Summer Softball Heats Up… June 24, 2015
By Jess Thomas
For four middle school level softball players, school doesn’t signal the end of the season. They are part of the team Mizuno Heat that competes in a youth travel softball league as a part of the Amateur Softball Association during the spring and summer.
The sixth and seventh grade squad is comprised of students from several school districts, including Nashoba District’s Kaitlyn Hollister of Stow, Lauren Bechara and Celia Vinacco of Bolton, and Anna Zeh of Lancaster. The four have helped the team to a 6-9 overall record so far. Coach Karl Vinacco of Bolton and assistant coach Heather Malone, a Bolton graduate of Nashoba, lead the team through tournaments in the New England area.
The Heat are an “A” level travel team, which is the top and most competitive level of the three classifications, according to Vinacco, so they are playing the toughest teams that carry very talented players.

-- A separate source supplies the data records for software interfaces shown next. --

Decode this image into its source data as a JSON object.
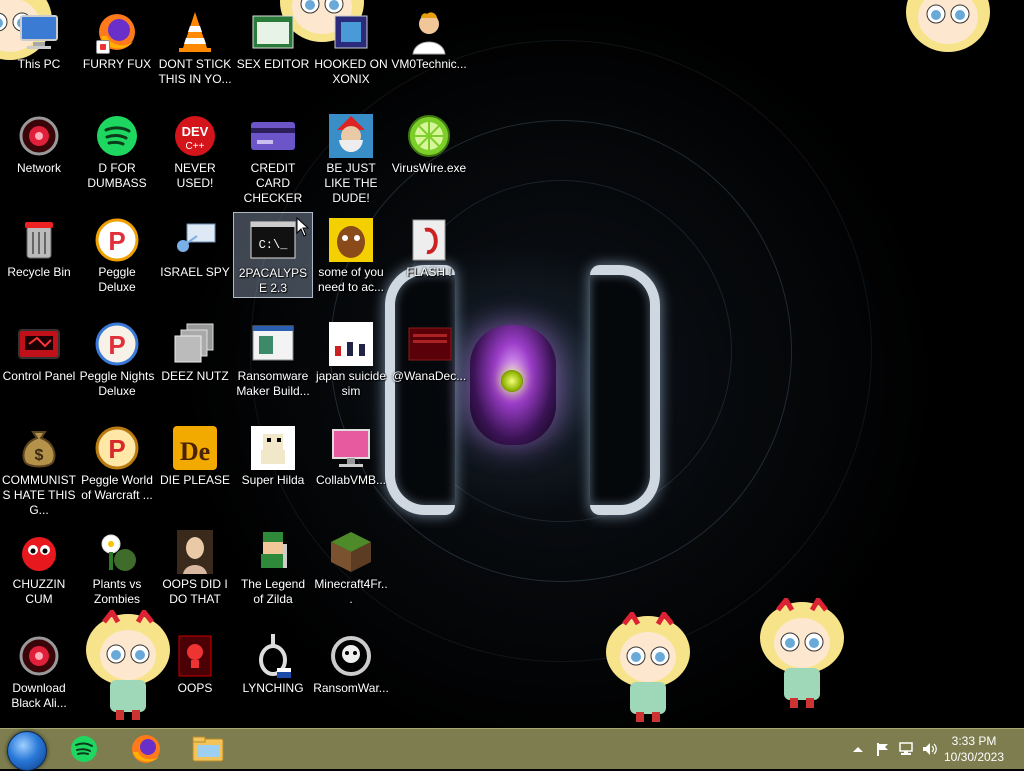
{
  "desktop": {
    "icons": [
      {
        "label": "This PC",
        "icon": "computer-icon"
      },
      {
        "label": "Network",
        "icon": "network-icon"
      },
      {
        "label": "Recycle Bin",
        "icon": "recycle-bin-icon"
      },
      {
        "label": "Control Panel",
        "icon": "control-panel-icon"
      },
      {
        "label": "COMMUNISTS HATE THIS G...",
        "icon": "money-bag-icon"
      },
      {
        "label": "CHUZZIN CUM",
        "icon": "chuzzle-icon"
      },
      {
        "label": "Download Black Ali...",
        "icon": "red-orb-icon"
      },
      {
        "label": "FURRY FUX",
        "icon": "firefox-icon"
      },
      {
        "label": "D FOR DUMBASS",
        "icon": "spotify-icon"
      },
      {
        "label": "Peggle Deluxe",
        "icon": "peggle-icon"
      },
      {
        "label": "Peggle Nights Deluxe",
        "icon": "peggle-nights-icon"
      },
      {
        "label": "Peggle World of Warcraft ...",
        "icon": "peggle-wow-icon"
      },
      {
        "label": "Plants vs Zombies",
        "icon": "plants-vs-zombies-icon"
      },
      {
        "label": "DONT STICK THIS IN YO...",
        "icon": "vlc-cone-icon"
      },
      {
        "label": "NEVER USED!",
        "icon": "devcpp-icon"
      },
      {
        "label": "ISRAEL SPY",
        "icon": "network-spy-icon"
      },
      {
        "label": "DEEZ NUTZ",
        "icon": "stacked-windows-icon"
      },
      {
        "label": "DIE PLEASE",
        "icon": "de-icon"
      },
      {
        "label": "OOPS DID I DO THAT",
        "icon": "portrait-icon"
      },
      {
        "label": "OOPS",
        "icon": "red-skull-icon"
      },
      {
        "label": "SEX EDITOR",
        "icon": "hex-editor-icon"
      },
      {
        "label": "CREDIT CARD CHECKER",
        "icon": "credit-card-icon"
      },
      {
        "label": "2PACALYPSE 2.3",
        "icon": "terminal-icon"
      },
      {
        "label": "Ransomware Maker Build...",
        "icon": "window-app-icon"
      },
      {
        "label": "Super Hilda",
        "icon": "pixel-dog-icon"
      },
      {
        "label": "The Legend of Zilda",
        "icon": "pixel-hero-icon"
      },
      {
        "label": "LYNCHING",
        "icon": "noose-icon"
      },
      {
        "label": "HOOKED ON XONIX",
        "icon": "xonix-icon"
      },
      {
        "label": "BE JUST LIKE THE DUDE!",
        "icon": "santa-icon"
      },
      {
        "label": "some of you need to ac...",
        "icon": "moose-icon"
      },
      {
        "label": "japan suicide sim",
        "icon": "japan-sim-icon"
      },
      {
        "label": "CollabVMB...",
        "icon": "pink-monitor-icon"
      },
      {
        "label": "Minecraft4Fr...",
        "icon": "grass-block-icon"
      },
      {
        "label": "RansomWar...",
        "icon": "skull-ring-icon"
      },
      {
        "label": "VM0Technic...",
        "icon": "doctor-icon"
      },
      {
        "label": "VirusWire.exe",
        "icon": "limewire-icon"
      },
      {
        "label": "FLASH !",
        "icon": "flash-icon"
      },
      {
        "label": "@WanaDec...",
        "icon": "wannadecryptor-icon"
      }
    ]
  },
  "taskbar": {
    "start": "start-orb-icon",
    "pinned": [
      "spotify-icon",
      "firefox-icon",
      "file-explorer-icon"
    ],
    "tray": [
      "show-hidden-icons-icon",
      "action-center-flag-icon",
      "network-tray-icon",
      "volume-icon"
    ],
    "time": "3:33 PM",
    "date": "10/30/2023"
  },
  "colors": {
    "taskbar": "#7d7d4f",
    "selection": "#b4c8e6"
  }
}
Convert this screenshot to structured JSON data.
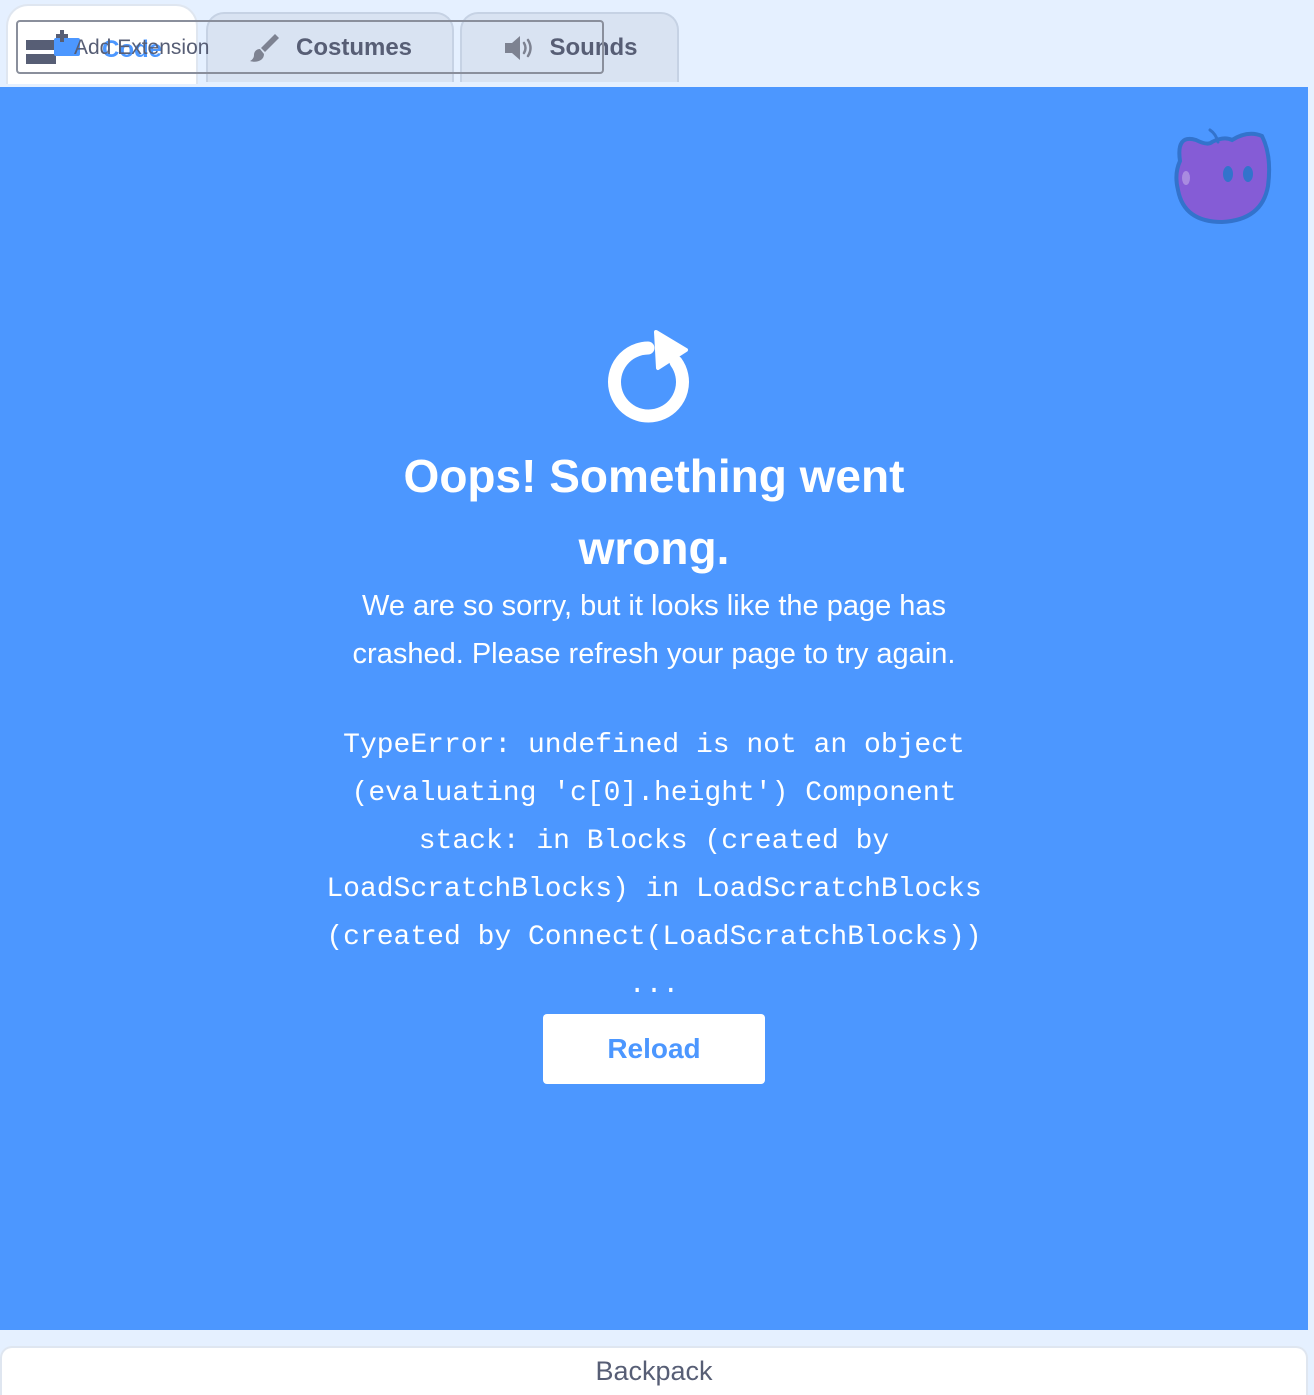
{
  "tabs": {
    "code_label": "Code",
    "costumes_label": "Costumes",
    "sounds_label": "Sounds",
    "add_extension_label": "Add Extension"
  },
  "crash": {
    "title": "Oops! Something went wrong.",
    "message": "We are so sorry, but it looks like the page has crashed. Please refresh your page to try again.",
    "error": "TypeError: undefined is not an object (evaluating 'c[0].height') Component stack: in Blocks (created by LoadScratchBlocks) in LoadScratchBlocks (created by Connect(LoadScratchBlocks)) ...",
    "reload_label": "Reload"
  },
  "backpack": {
    "label": "Backpack"
  },
  "colors": {
    "crash_background": "#4c97ff",
    "accent": "#4c97ff",
    "tabbar_background": "#e5f0ff",
    "text_gray": "#575e75",
    "mascot_purple": "#855cd6"
  },
  "icons": {
    "code": "code-blocks-icon",
    "costumes": "paintbrush-icon",
    "sounds": "speaker-icon",
    "extension": "add-extension-icon",
    "reload": "reload-icon",
    "mascot": "crashed-cat-icon"
  }
}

In the tournaments, the girls play three games in pool play (small groups of teams playing against each other) before being seeded to play single elimination games until a winner emerges.
“Our best team accomplishment was finishing as the number one team after pool play, which is a difficult feat, but then we lost a heartbreaker the next morning,” Vinacco said.
Vinacco said the team has lost two one-run contests, but the effort is certainly there as many of the teams that the Heat are playing are travel state champions who have been together for three or four summers.
“In terms of challenges, this team is comprised of seven girls who have never played travel before this year,” Vinacco said. “Similar to high school level, one or two mistakes or good plays can be the difference between winning and losing.”
Some highlights from the team are Celia Vinacco pitching a 13-0 no hitter and also hitting .400 at the dish, Bechara hitting around .300 and playing double duty at first base and outfield, as well as Hollister playing three positions and batting .350.
“The team has turned several real double plays, which at this level is advanced,” Vinacco said.
Malone, currently a university student, has been a major factor helping the girls improve both on and off the field in her first season as a coach.
Malone describes herself as a coach, friend, ally, mentor and confidant to her girls.
“I try to be there for the girls and support them in any way I can,” Malone said. “It could be anything, such as catching for girls during pitching lessons when a parent cannot make it, organizing and creating team bonding activities throughout the year, or even just being a sounding board for them.”
Malone played softball tournaments when she was younger and was a player for Nashoba during high school, so she knows how to connect with the sixth and seventh graders.
In fact, she is even teaching the girls to not make the mistakes that she made when she played.
“Serious injuries to my right arm ended my softball career and I am teaching the girls how to take care of their bodies to avoid injury and overuse,” Malone said. “I don’t want what happened to me to happen to them.”
Vinacco is very impressed with the job that Malone has done balancing the girls’ individual needs and the team needs.
“Many teams we face will play girls in only one position all season for the sake of a win or two, but Heather (Malone) realizes that each of these players will be stars and starters for their respective high school when they reach that age and to pigeon-hole them now does no good,” Vinacco said. “This has allowed the girls to learn multiple skills, which gives them an excellent chance at making their high school varsity team at a young age.”
He said that any high school level coach in the state would find great joy in coaching his group of hard-working girls as they have learned and executed complicated offensive and defensive schemes.
“On top of that, the parents have been helpful and supportive and it really feels like a family outing at each tournament,” Vinacco stated.
The team plays for another month and Vinacco looks for the girls to trust their skills and keep focus for entire games, which he realizes isn’t always an easy task for this age group.
Malone has an especially strong bond with her future Chieftain players.
“These girls represent the three Nashoba towns and I cannot wait for the day when these players trade their red and blue Heat uniforms for Nashoba’s green and gold,” Malone said.
She added, “Another thing I love is that in a few years when all the towns meet up on the first day of school, these girls will already have an established friendship.”